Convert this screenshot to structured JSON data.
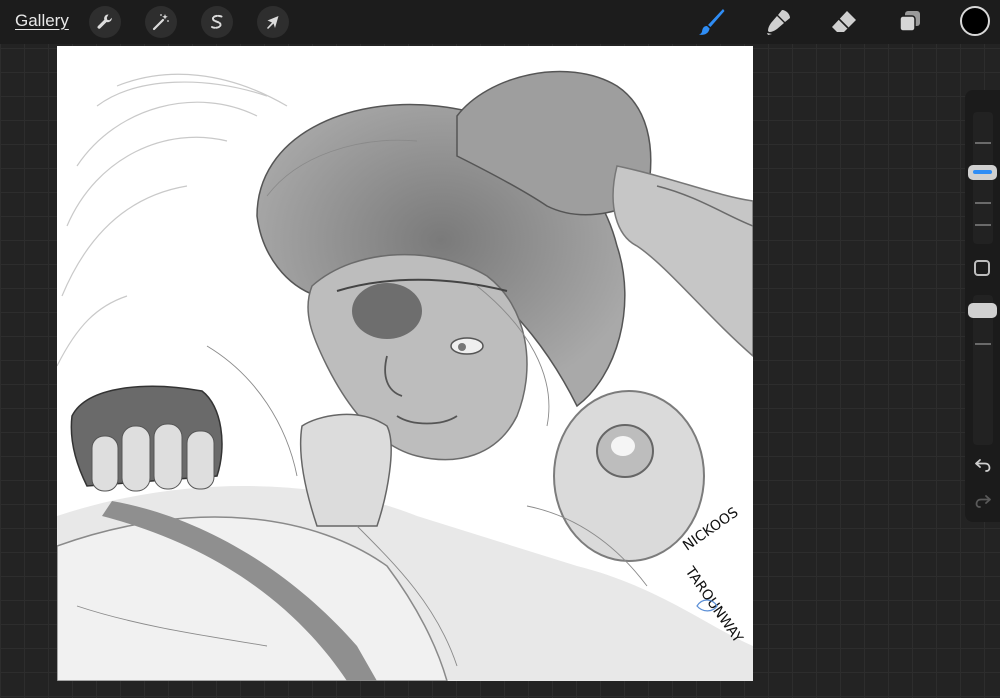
{
  "topbar": {
    "gallery_label": "Gallery",
    "left_tools": [
      {
        "name": "actions",
        "icon": "wrench-icon"
      },
      {
        "name": "adjustments",
        "icon": "magic-wand-icon"
      },
      {
        "name": "selection",
        "icon": "selection-s-icon"
      },
      {
        "name": "transform",
        "icon": "arrow-cursor-icon"
      }
    ],
    "right_tools": [
      {
        "name": "brush",
        "icon": "brush-icon",
        "active": true
      },
      {
        "name": "smudge",
        "icon": "smudge-icon",
        "active": false
      },
      {
        "name": "eraser",
        "icon": "eraser-icon",
        "active": false
      },
      {
        "name": "layers",
        "icon": "layers-icon",
        "active": false
      }
    ],
    "current_color": "#000000"
  },
  "canvas": {
    "signature_line1": "NICKOOS",
    "signature_line2": "TAROUNWAY"
  },
  "sidebar": {
    "brush_size_level": 0.42,
    "opacity_level": 1.0,
    "undo_icon": "undo-icon",
    "redo_icon": "redo-icon"
  },
  "colors": {
    "accent": "#2f8df5",
    "chrome": "#1c1c1c",
    "background": "#232323",
    "canvas": "#ffffff"
  }
}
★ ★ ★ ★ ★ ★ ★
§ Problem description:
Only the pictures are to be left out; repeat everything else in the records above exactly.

§ Exercise response:
Convert this screenshot to structured JSON data.
{
  "topbar": {
    "gallery_label": "Gallery",
    "left_tools": [
      {
        "name": "actions",
        "icon": "wrench-icon"
      },
      {
        "name": "adjustments",
        "icon": "magic-wand-icon"
      },
      {
        "name": "selection",
        "icon": "selection-s-icon"
      },
      {
        "name": "transform",
        "icon": "arrow-cursor-icon"
      }
    ],
    "right_tools": [
      {
        "name": "brush",
        "icon": "brush-icon",
        "active": true
      },
      {
        "name": "smudge",
        "icon": "smudge-icon",
        "active": false
      },
      {
        "name": "eraser",
        "icon": "eraser-icon",
        "active": false
      },
      {
        "name": "layers",
        "icon": "layers-icon",
        "active": false
      }
    ],
    "current_color": "#000000"
  },
  "canvas": {
    "signature_line1": "NICKOOS",
    "signature_line2": "TAROUNWAY"
  },
  "sidebar": {
    "brush_size_level": 0.42,
    "opacity_level": 1.0,
    "undo_icon": "undo-icon",
    "redo_icon": "redo-icon"
  },
  "colors": {
    "accent": "#2f8df5",
    "chrome": "#1c1c1c",
    "background": "#232323",
    "canvas": "#ffffff"
  }
}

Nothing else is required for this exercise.